According to a recent survey there is not enough proof or evidence that the benefits of prostate cancer screening make it worthwhile offering to all men. While the prostate specific antigen (PSA) test can detect cancer early, there is controversy over how useful the test really is. The US Preventive Services Task Force has looked into all the research that's been done on PSA and finds that there is insufficient evidence that it improves health outcomes. Hence it cannot be recommended as a routine screen at the present time.

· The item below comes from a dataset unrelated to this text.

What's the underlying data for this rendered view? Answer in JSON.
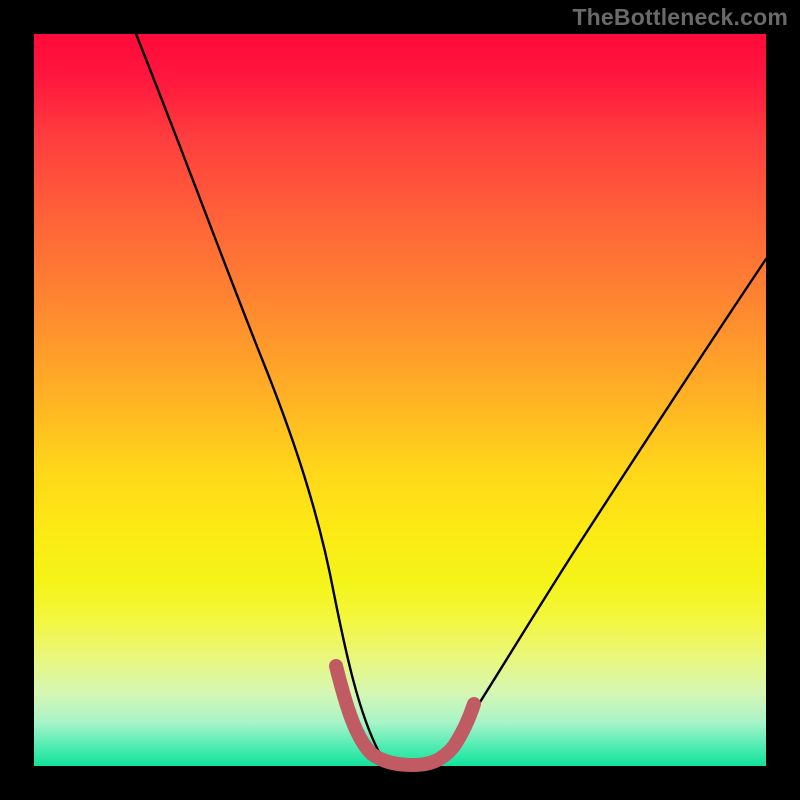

If a man wants a PSA test, his physician should discuss the benefits and risks. Early diagnosis of a curable cancer is an obvious benefit, but there is the risk of a false positive result, which could lead to unnecessary investigations. Surgery for prostate cancer can lead to all manner of side effects such as incontinence and sexual dysfunction. Many prostate cancers grow so slowly that the man dies of something else - which renders the surgery unnecessary. Ongoing research is looking at whether the PSA test in conjunction with digital rectal exam can reduce deaths from prostate cancer.